If your company wants to benchmark itself and enhance its standing by participating in investor ESG surveys, the survey requirements should be integrated into the annual reporting suite from the beginning of the process. This ensures that the reporting addresses the factors that the investor surveys will cover, and creates efficiencies for your company because the reported content can be used over and over again as needed. Your company will be rewarded for transparency, and will be able to respond to investor surveys (and many other ad hoc investor ESG requests) with ease.

3. Data aggregators

Data aggregators trawl corporate websites and reports, before aggregating information on proprietary platforms and selling access to investors and others. Examples include Refinitiv, ICE Data Services, and Bloomberg Terminal. These aggregators sometimes also include ESG ratings published by ESG ratings providers or investor ESG surveys described above, illustrating one of the many connections between the three categories of services explained in this article.

Companies cannot opt-out of being included in an aggregator’s platform, and the aggregator rarely provides an opportunity for a company to correct any misinterpretations without becoming a paying customer of the aggregator. When this is combined with algorithmic methods to compile company data, it can be hard for a company to engage with an aggregator to understand how it can improve its disclosure.

Furthermore, the ESG ratings providers and investor survey organisations described above are generally set up to consider ESG exclusively. This means they have deep knowledge of how ESG issues impact value creation across industries. In contrast, data aggregators have existed for decades as financial and market data houses, and have incorporated an ESG offer more recently in response to the growing interest from the investment community.

The difficulty in engaging aggregators combined with their relatively recent entry into the ESG space means that they’re less useful for informing corporate sustainability reporting when compared with the ESG ratings providers and investor survey organisations. Nonetheless, they remain users of corporate sustainability reporting and have a wide subscriber base, so it’s worth being aware of their role in the investment landscape.

How can directors and management use ESG ratings to their advantage?

  1. Reach out to the ESG ratings providers: these providers have company engagement teams who can send you the latest rating report for your company, and set you up on their online portals where you can regularly check your rating and upload new reporting for them to consider.

    TOP TIP: Many ratings providers attempt to contact companies through generic email addresses in the first instance (e.g. – search these inboxes for any emails that may have been missed.

  2. Assess your company’s ESG rating reports for improvement opportunities: review your company’s assessment to complete a gap analysis that identifies areas where your scoring could improve (e.g. your company did not achieve full points for supplier human rights assessments).

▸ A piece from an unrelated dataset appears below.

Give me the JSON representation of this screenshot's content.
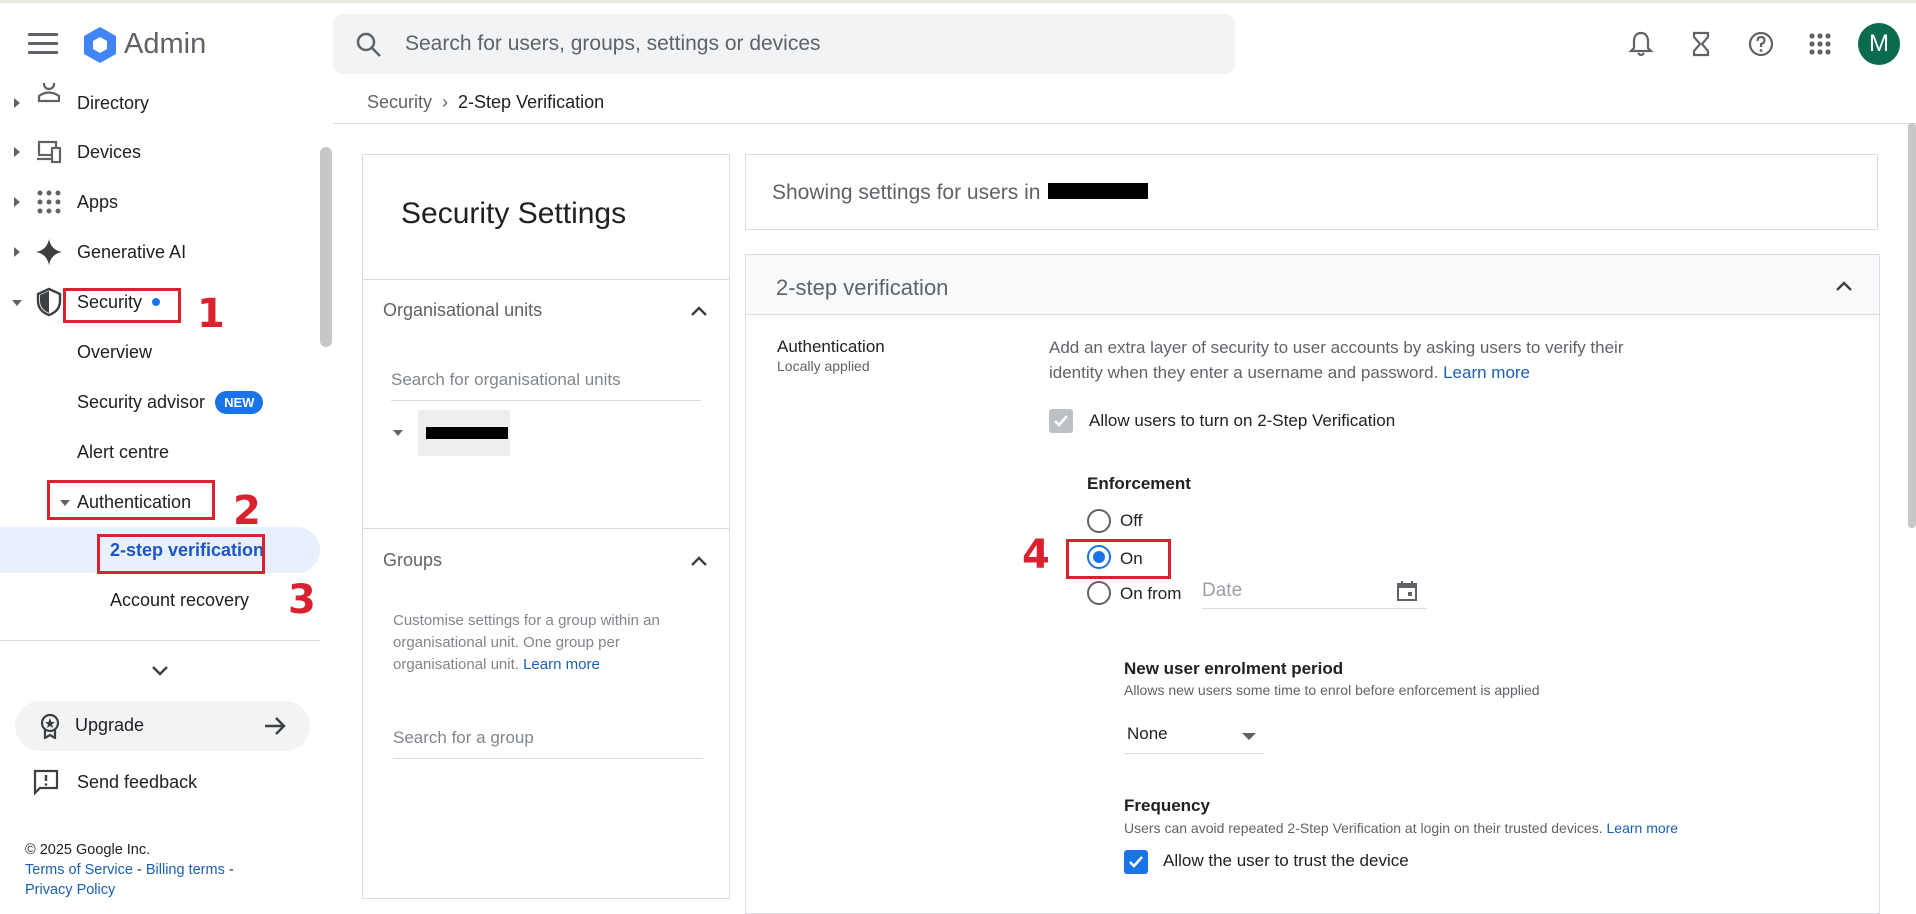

    TOP TIP: Keep engaging with the ESG ratings providers with any questions you have about the calculations and definitions that they use. Some providers are more responsive than others, but don’t be afraid to follow up – it is in their best interests that they represent your company accurately.

  3. Decide which gaps could be addressed through better reporting: some of your improvement opportunities will relate to genuine strategic gaps (e.g. you haven’t yet assessed your supply chain for human rights risk), while others will relate to reporting gaps (e.g. you have assessed your supply chain for human rights risk, but have not published a supplier due diligence approach that describes this). Integrating these reporting gaps into your next annual reporting suite will enhance the comprehensiveness of your disclosure and strengthen its alignment with investor interests.

These reporting improvements will positively impact your company’s ESG ratings in the next rating cycle.